Prediction and prevention of Type 1 diabetes

Type 1 diabetes is the result of the destruction of insulin-secreting pancreatic beta cells by a process in which autoimmune recognition of beta cell proteins is implicated. Our research group has interests in the identification and characterisation of beta cell targets of the autoimmune response in Type 1 diabetes, with the view of developing strategies to identify individuals at risk for disease, and to apply antigen specific immune intervention to prevent disease progression in high-risk subjects. 


Photo: Sorting of autoantigen-specific B-cells for cloning and expression of recombinant autoantibodies from blood samples of diabetic patients.  Autoantigen-specific B-cells are rare, but are found at higher frequency in the antibody positive patient

Characterisation of antibody epitopes provides information on the specificity of autoimmune responses in diabetes that are critical for the development of therapies that specifically target diabetogenic autoimmune responses.

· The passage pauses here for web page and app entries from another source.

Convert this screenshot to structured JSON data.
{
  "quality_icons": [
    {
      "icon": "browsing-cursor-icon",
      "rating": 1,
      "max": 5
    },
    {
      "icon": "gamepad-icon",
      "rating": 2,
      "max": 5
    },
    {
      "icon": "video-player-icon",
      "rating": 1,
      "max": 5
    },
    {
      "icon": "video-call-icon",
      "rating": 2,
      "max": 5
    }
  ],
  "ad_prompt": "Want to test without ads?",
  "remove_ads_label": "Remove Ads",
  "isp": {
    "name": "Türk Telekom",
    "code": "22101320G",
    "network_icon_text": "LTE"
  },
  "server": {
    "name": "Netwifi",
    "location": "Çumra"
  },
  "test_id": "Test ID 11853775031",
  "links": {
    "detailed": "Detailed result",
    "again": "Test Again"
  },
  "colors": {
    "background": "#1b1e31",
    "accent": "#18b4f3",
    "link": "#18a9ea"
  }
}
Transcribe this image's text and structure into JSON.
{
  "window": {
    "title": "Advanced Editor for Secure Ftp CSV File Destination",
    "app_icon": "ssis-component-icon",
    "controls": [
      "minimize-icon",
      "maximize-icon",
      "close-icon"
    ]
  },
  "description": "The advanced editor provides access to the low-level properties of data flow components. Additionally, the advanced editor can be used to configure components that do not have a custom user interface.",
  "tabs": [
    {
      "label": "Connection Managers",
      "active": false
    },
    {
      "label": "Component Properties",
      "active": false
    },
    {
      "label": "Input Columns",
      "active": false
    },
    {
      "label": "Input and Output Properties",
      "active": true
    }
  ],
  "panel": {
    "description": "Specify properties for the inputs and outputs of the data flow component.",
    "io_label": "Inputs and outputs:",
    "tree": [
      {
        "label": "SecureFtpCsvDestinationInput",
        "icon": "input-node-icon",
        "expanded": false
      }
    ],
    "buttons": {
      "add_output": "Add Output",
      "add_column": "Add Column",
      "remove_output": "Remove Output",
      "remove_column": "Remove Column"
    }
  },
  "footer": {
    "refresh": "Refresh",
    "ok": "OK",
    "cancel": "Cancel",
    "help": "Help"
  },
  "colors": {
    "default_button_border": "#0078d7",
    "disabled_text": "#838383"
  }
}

We have developed procedures for the purification of autoantigen (IA-2)-specific  B-cells using fluorescence activated cell sorting (FACS) and have cloned and expressed recombinant antibody fragments from single antigen positive B cells for studies on the specificity of the autoimmune response. 

A combination of site directed mutagenesis and Nuclear Magnetic Resonance (NMR) shift assays allow a detailed analysis of protein-protein interactions that allow a better understanding of the structures recognised in disease.



Left photo: Schematic representation of the structure of the IA-2 autoantigen in Type 1 diabetes



Funded by Diabetes UK and performed in collaboration with Professor Sasi Conte, Randall Division of Cell and Molecular Biophysics, Kings College London



B-cells as a target of immunotherapy

Islets in Type 1 diabetes are lost in Type 1 diabetes as a consequence of a destructive inflammation.  CD20 expressing B-cells are part of the inflammation and depletion of antigen specific B-cells may block the inflammation and prevent disease progression

Trials of agents that deplete or interfere with the function of T-cells and B-cells of the immune system have shown considerable promise for Type 1 diabetes prevention and treatment, but the most effective of these treatments have major effects on general immune function that make them unsuitable for widespread use in diabetes therapy.

Consequently, there is much interest in the development of strategies that are able to very specifically target those immune responses that are responsible for destruction of insulin secreting pancreatic beta cells cells. CD20 positive B-cells infiltrate the insulin-secreting pancreatic islets during the process of beta cell destruction and play a major role in promoting the T-cell response in disease.

Our research has identified major regions of a major autoantigen that are targeted by B-cells in Type 1 diabetes and have designed novel therapeutic agents to specifically deplete these cells. With the support of a research grant from Diabetes UK, we are currently testing the efficacy of these reagents to deplete these cells for Type 1 diabetes prevention.




Funded by a Diabetes UK Research Grants to Michael Christie 

School of Life Sciences, University of Lincoln, Brayford Pool, Lincoln. LN6 7TS 

tel: + 44 (0)1522 886654